(Page and application data records)
* * * * *

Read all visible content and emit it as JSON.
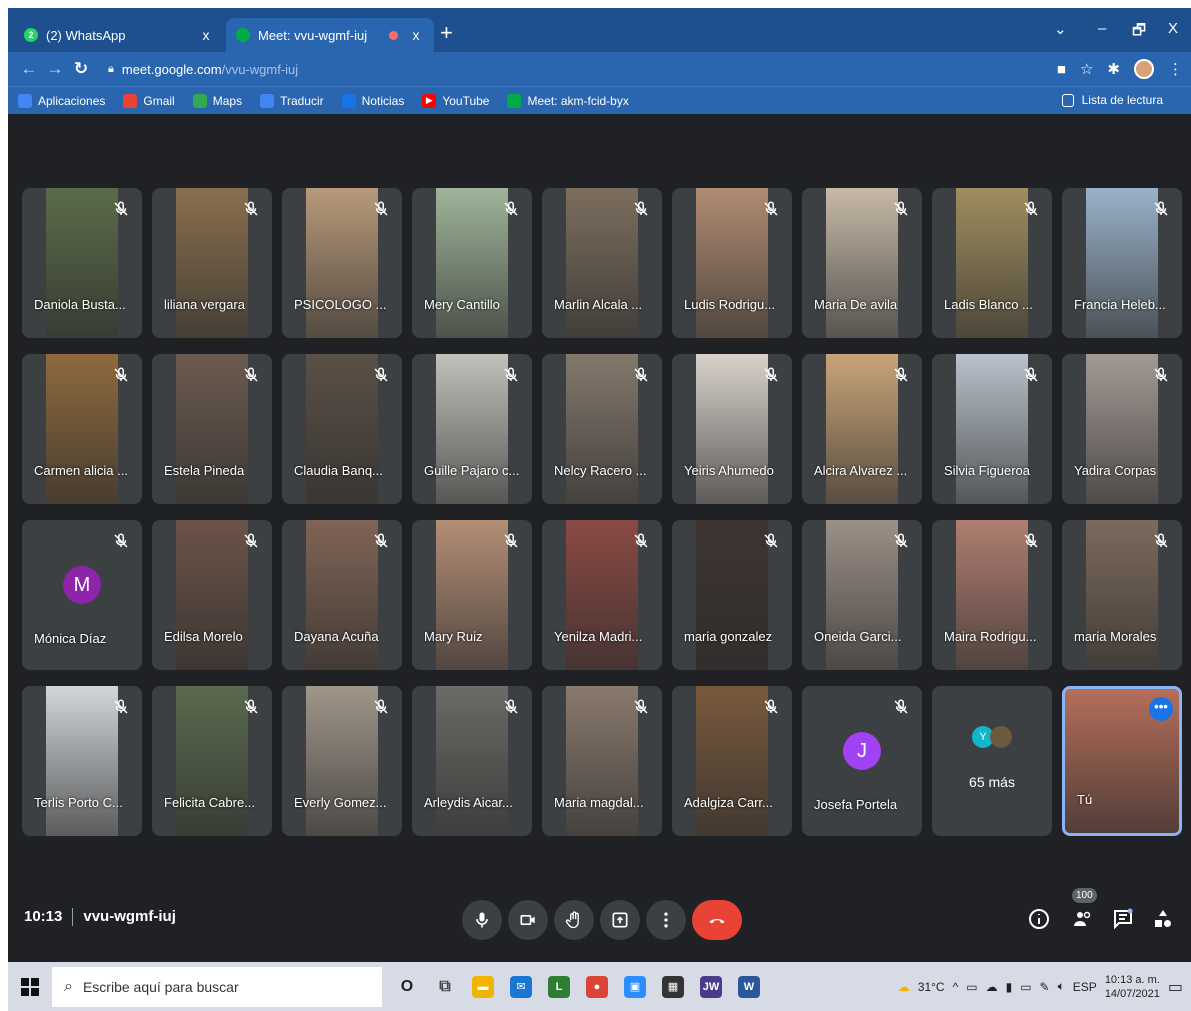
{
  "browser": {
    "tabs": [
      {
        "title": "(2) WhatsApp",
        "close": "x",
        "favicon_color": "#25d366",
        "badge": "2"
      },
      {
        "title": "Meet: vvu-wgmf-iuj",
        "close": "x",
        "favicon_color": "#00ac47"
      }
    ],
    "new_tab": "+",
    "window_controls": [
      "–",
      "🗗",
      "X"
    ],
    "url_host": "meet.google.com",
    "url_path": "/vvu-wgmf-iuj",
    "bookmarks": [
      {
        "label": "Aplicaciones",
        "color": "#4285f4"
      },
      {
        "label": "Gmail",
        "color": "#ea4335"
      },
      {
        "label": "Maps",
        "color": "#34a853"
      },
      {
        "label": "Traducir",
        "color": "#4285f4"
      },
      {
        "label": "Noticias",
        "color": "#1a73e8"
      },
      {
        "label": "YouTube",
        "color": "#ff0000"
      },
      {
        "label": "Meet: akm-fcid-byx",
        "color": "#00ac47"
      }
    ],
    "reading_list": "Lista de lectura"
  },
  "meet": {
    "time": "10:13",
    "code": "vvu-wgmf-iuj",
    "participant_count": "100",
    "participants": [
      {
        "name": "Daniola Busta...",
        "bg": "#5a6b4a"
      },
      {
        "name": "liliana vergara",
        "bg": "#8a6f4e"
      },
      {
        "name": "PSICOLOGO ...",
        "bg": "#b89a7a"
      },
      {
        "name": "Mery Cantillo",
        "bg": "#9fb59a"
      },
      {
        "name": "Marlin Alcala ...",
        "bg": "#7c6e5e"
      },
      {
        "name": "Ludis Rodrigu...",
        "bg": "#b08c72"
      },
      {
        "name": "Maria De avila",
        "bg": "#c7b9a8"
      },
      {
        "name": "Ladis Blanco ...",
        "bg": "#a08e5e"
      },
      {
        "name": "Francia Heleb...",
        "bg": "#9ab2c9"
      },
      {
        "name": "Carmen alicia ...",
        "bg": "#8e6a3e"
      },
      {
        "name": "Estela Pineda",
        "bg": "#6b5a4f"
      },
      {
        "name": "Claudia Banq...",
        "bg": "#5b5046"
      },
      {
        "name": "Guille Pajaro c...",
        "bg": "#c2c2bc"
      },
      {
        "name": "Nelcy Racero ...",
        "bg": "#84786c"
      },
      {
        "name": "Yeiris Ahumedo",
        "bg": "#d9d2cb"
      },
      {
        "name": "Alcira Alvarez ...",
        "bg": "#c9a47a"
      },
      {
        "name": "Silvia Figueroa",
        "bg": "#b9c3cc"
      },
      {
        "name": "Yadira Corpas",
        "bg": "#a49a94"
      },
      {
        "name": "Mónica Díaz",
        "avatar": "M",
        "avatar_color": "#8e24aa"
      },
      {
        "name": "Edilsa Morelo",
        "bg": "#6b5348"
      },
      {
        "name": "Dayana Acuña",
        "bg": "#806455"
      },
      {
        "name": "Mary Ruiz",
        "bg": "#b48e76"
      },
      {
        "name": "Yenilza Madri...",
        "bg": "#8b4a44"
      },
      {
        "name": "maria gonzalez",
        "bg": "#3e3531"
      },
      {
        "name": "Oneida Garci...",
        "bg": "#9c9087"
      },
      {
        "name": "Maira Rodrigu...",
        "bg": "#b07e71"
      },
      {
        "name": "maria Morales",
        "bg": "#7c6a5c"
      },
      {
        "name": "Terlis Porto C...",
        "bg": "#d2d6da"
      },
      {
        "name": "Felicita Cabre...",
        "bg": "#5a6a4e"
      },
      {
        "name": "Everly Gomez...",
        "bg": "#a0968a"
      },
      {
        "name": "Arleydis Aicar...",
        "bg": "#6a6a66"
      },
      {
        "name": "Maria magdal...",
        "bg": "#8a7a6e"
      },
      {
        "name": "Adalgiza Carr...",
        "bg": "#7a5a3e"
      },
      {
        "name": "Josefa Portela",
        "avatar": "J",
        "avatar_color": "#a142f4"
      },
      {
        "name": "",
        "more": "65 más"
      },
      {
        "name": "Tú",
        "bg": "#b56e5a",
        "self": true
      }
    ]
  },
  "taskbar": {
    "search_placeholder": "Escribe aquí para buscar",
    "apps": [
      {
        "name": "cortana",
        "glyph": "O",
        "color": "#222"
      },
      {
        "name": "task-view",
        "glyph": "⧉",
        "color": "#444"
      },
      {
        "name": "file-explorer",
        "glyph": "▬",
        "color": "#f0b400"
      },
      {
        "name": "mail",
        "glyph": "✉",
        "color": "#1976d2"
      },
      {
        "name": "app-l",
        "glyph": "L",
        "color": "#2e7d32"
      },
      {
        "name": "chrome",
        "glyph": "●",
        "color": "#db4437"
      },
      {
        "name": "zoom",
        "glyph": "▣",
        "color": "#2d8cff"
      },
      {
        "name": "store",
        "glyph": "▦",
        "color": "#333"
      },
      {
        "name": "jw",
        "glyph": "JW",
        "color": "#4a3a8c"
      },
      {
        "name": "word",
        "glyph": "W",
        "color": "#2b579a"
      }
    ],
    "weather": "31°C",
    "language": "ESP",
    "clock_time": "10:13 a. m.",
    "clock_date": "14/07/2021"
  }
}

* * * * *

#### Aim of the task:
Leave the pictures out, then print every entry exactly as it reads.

#### Exercise answer:
Read all visible content and emit it as JSON.
{
  "browser": {
    "tabs": [
      {
        "title": "(2) WhatsApp",
        "close": "x",
        "favicon_color": "#25d366",
        "badge": "2"
      },
      {
        "title": "Meet: vvu-wgmf-iuj",
        "close": "x",
        "favicon_color": "#00ac47"
      }
    ],
    "new_tab": "+",
    "window_controls": [
      "–",
      "🗗",
      "X"
    ],
    "url_host": "meet.google.com",
    "url_path": "/vvu-wgmf-iuj",
    "bookmarks": [
      {
        "label": "Aplicaciones",
        "color": "#4285f4"
      },
      {
        "label": "Gmail",
        "color": "#ea4335"
      },
      {
        "label": "Maps",
        "color": "#34a853"
      },
      {
        "label": "Traducir",
        "color": "#4285f4"
      },
      {
        "label": "Noticias",
        "color": "#1a73e8"
      },
      {
        "label": "YouTube",
        "color": "#ff0000"
      },
      {
        "label": "Meet: akm-fcid-byx",
        "color": "#00ac47"
      }
    ],
    "reading_list": "Lista de lectura"
  },
  "meet": {
    "time": "10:13",
    "code": "vvu-wgmf-iuj",
    "participant_count": "100",
    "participants": [
      {
        "name": "Daniola Busta...",
        "bg": "#5a6b4a"
      },
      {
        "name": "liliana vergara",
        "bg": "#8a6f4e"
      },
      {
        "name": "PSICOLOGO ...",
        "bg": "#b89a7a"
      },
      {
        "name": "Mery Cantillo",
        "bg": "#9fb59a"
      },
      {
        "name": "Marlin Alcala ...",
        "bg": "#7c6e5e"
      },
      {
        "name": "Ludis Rodrigu...",
        "bg": "#b08c72"
      },
      {
        "name": "Maria De avila",
        "bg": "#c7b9a8"
      },
      {
        "name": "Ladis Blanco ...",
        "bg": "#a08e5e"
      },
      {
        "name": "Francia Heleb...",
        "bg": "#9ab2c9"
      },
      {
        "name": "Carmen alicia ...",
        "bg": "#8e6a3e"
      },
      {
        "name": "Estela Pineda",
        "bg": "#6b5a4f"
      },
      {
        "name": "Claudia Banq...",
        "bg": "#5b5046"
      },
      {
        "name": "Guille Pajaro c...",
        "bg": "#c2c2bc"
      },
      {
        "name": "Nelcy Racero ...",
        "bg": "#84786c"
      },
      {
        "name": "Yeiris Ahumedo",
        "bg": "#d9d2cb"
      },
      {
        "name": "Alcira Alvarez ...",
        "bg": "#c9a47a"
      },
      {
        "name": "Silvia Figueroa",
        "bg": "#b9c3cc"
      },
      {
        "name": "Yadira Corpas",
        "bg": "#a49a94"
      },
      {
        "name": "Mónica Díaz",
        "avatar": "M",
        "avatar_color": "#8e24aa"
      },
      {
        "name": "Edilsa Morelo",
        "bg": "#6b5348"
      },
      {
        "name": "Dayana Acuña",
        "bg": "#806455"
      },
      {
        "name": "Mary Ruiz",
        "bg": "#b48e76"
      },
      {
        "name": "Yenilza Madri...",
        "bg": "#8b4a44"
      },
      {
        "name": "maria gonzalez",
        "bg": "#3e3531"
      },
      {
        "name": "Oneida Garci...",
        "bg": "#9c9087"
      },
      {
        "name": "Maira Rodrigu...",
        "bg": "#b07e71"
      },
      {
        "name": "maria Morales",
        "bg": "#7c6a5c"
      },
      {
        "name": "Terlis Porto C...",
        "bg": "#d2d6da"
      },
      {
        "name": "Felicita Cabre...",
        "bg": "#5a6a4e"
      },
      {
        "name": "Everly Gomez...",
        "bg": "#a0968a"
      },
      {
        "name": "Arleydis Aicar...",
        "bg": "#6a6a66"
      },
      {
        "name": "Maria magdal...",
        "bg": "#8a7a6e"
      },
      {
        "name": "Adalgiza Carr...",
        "bg": "#7a5a3e"
      },
      {
        "name": "Josefa Portela",
        "avatar": "J",
        "avatar_color": "#a142f4"
      },
      {
        "name": "",
        "more": "65 más"
      },
      {
        "name": "Tú",
        "bg": "#b56e5a",
        "self": true
      }
    ]
  },
  "taskbar": {
    "search_placeholder": "Escribe aquí para buscar",
    "apps": [
      {
        "name": "cortana",
        "glyph": "O",
        "color": "#222"
      },
      {
        "name": "task-view",
        "glyph": "⧉",
        "color": "#444"
      },
      {
        "name": "file-explorer",
        "glyph": "▬",
        "color": "#f0b400"
      },
      {
        "name": "mail",
        "glyph": "✉",
        "color": "#1976d2"
      },
      {
        "name": "app-l",
        "glyph": "L",
        "color": "#2e7d32"
      },
      {
        "name": "chrome",
        "glyph": "●",
        "color": "#db4437"
      },
      {
        "name": "zoom",
        "glyph": "▣",
        "color": "#2d8cff"
      },
      {
        "name": "store",
        "glyph": "▦",
        "color": "#333"
      },
      {
        "name": "jw",
        "glyph": "JW",
        "color": "#4a3a8c"
      },
      {
        "name": "word",
        "glyph": "W",
        "color": "#2b579a"
      }
    ],
    "weather": "31°C",
    "language": "ESP",
    "clock_time": "10:13 a. m.",
    "clock_date": "14/07/2021"
  }
}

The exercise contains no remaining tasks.